When I came to Arcadia last semester, I didn’t just pack my bags. I also packed my anxiety with me.
– Shubhechha Dhar
When I came to Arcadia last semester, I didn’t just pack my bags. I also packed my anxiety with me. I have lived with anxiety for as long as I can remember. I constantly worry about what other people might think about me.
Knowing that class participation plays a huge role in American education, I was already nervous. Just the thought of speaking in front of people would make my heart pound like I had just run a marathon.
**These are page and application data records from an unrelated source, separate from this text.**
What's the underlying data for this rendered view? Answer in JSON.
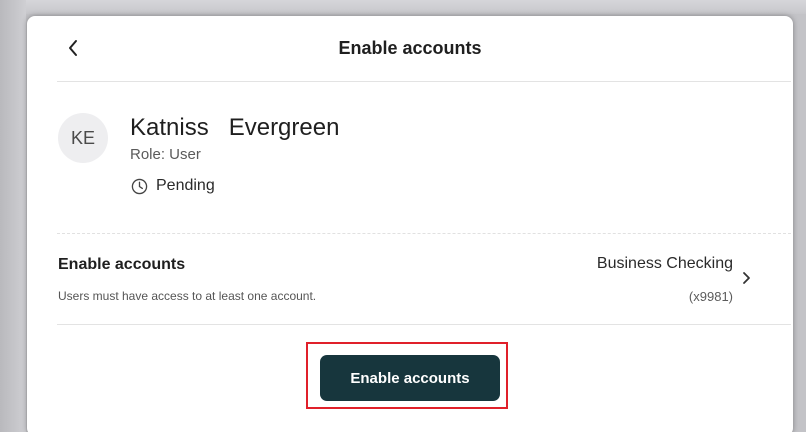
{
  "header": {
    "back_icon": "chevron-left-icon",
    "title": "Enable accounts"
  },
  "user": {
    "initials": "KE",
    "name": "Katniss   Evergreen",
    "role": "Role: User",
    "status_icon": "clock-icon",
    "status": "Pending"
  },
  "accounts_row": {
    "title": "Enable accounts",
    "subtitle": "Users must have access to at least one account.",
    "account_name": "Business Checking",
    "account_number": "(x9981)",
    "chevron_icon": "chevron-right-icon"
  },
  "actions": {
    "enable_label": "Enable accounts",
    "highlight_color": "#e0202a",
    "button_color": "#17363d"
  }
}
Having suffered from social anxiety pretty much my entire life, I worried about how I would participate in class.
Although I was super excited for the first day of class, I was also dreading it. Introductions were something I wasn’t very fond of, but I got through them on the first day. The next day my professor asked, “What do you think about this reading?” And there it was, the question I was hoping to avoid.
Despite having a lot to say about the reading, I hesitated to share what was on my mind. I didn’t speak at all in class that day. I listened to what everyone else had to say and wished that I could be part of the discussion. The next day, I told myself that I wouldn’t let my anxiety stop me, so I mustered all the courage that was within me and raised my hand to answer the question. It felt great to finally say what I’d been thinking. After that, I constantly kept pushing myself.
A huge part of the credit goes to my professors at Arcadia. All of my professors accommodate and acknowledge the different personality types of their students, which is not how it was back in high school. My travel literature professor, Matthew Heitzman, shares his own experiences of when he was in college. He told us that he feared speaking in class, too. Just the thought that my professor went through the same thing that I go through is comforting.
As each day passes, my fear for public speaking keeps decreasing. I keep reminding myself that not everyone gets the opportunity to study abroad and that I should make the most of it. I actually ended up getting an A in my public speaking class, which I consider to be one of my biggest accomplishments. And if that wasn’t enough, my professor gave me a gift card for delivering the most persuasive speech.
If a year ago, someone would have told me that I would be able to deliver speeches in front of people without panicking, I wouldn’t have believed it. Arcadia has helped me come out of my shell. I’ve learned to be comfortable with the uncomfortable.